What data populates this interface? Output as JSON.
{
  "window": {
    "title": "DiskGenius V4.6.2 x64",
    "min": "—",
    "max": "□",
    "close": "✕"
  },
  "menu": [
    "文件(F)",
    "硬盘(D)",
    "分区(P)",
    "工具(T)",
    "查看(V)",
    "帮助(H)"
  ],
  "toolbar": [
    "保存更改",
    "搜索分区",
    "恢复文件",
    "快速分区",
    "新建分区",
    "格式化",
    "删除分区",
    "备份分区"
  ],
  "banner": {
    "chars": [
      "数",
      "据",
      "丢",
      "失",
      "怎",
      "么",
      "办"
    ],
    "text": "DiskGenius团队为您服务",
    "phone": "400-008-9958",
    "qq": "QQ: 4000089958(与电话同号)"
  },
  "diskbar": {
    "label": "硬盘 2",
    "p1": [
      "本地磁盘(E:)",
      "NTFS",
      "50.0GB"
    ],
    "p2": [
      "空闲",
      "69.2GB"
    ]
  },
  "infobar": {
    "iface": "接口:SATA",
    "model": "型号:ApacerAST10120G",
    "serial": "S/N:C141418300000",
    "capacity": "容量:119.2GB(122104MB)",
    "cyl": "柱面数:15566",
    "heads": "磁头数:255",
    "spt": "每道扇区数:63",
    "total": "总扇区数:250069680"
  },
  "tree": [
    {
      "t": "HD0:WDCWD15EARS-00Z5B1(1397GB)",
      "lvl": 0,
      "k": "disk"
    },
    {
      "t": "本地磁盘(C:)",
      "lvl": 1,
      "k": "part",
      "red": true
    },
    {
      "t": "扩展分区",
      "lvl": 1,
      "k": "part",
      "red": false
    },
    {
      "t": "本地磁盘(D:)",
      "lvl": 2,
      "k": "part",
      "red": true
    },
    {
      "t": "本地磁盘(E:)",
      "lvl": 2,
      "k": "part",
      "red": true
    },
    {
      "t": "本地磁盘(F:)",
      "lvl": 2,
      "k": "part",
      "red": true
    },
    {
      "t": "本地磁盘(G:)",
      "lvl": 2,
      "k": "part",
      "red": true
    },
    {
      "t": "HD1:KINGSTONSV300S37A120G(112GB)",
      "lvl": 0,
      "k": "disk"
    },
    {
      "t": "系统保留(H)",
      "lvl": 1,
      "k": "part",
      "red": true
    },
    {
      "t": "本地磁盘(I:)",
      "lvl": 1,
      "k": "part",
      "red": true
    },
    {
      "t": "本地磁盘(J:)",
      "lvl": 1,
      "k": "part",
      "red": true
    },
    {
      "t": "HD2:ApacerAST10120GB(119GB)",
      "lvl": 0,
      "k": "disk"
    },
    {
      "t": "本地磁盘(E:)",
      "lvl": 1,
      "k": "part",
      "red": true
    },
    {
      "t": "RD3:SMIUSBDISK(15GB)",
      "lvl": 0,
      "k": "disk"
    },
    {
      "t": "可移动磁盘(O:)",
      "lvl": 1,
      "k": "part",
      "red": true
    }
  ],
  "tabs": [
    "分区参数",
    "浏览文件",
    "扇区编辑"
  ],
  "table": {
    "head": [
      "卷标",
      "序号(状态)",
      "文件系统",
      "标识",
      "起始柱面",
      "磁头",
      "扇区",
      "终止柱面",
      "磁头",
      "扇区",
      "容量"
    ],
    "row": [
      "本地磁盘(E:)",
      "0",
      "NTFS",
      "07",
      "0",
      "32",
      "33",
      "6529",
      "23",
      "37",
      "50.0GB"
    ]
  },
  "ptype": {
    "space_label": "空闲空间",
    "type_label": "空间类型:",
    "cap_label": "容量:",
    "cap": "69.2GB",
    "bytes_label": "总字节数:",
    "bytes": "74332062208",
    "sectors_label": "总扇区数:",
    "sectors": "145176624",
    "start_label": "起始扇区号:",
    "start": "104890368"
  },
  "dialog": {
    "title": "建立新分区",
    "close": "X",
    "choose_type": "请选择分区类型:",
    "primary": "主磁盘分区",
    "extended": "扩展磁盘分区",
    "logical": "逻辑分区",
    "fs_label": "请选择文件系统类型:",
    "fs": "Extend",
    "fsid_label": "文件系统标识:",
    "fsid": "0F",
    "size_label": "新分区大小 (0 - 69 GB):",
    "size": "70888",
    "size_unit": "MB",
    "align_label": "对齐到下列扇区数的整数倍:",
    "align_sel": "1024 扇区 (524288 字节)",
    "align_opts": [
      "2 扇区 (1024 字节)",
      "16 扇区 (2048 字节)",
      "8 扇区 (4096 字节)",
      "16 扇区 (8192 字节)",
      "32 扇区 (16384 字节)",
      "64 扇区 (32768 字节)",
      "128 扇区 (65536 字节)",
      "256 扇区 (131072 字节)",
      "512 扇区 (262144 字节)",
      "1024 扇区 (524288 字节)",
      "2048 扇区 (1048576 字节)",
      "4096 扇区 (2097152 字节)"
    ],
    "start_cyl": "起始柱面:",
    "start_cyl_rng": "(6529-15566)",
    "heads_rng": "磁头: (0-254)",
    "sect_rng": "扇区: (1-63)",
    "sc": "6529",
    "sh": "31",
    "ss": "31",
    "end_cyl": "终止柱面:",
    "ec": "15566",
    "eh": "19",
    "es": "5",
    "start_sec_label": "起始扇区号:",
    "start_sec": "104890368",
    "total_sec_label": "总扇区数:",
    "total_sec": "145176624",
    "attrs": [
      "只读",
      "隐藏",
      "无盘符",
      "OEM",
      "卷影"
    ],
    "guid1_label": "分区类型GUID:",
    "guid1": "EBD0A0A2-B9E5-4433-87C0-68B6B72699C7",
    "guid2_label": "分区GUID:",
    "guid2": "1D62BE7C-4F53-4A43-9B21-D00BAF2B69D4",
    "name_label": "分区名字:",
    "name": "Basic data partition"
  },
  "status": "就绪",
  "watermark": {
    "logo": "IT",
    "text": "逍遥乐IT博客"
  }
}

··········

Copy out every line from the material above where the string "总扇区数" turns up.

• _Task answer_
    "total": "总扇区数:250069680"
    "sectors_label": "总扇区数:",
    "total_sec_label": "总扇区数:",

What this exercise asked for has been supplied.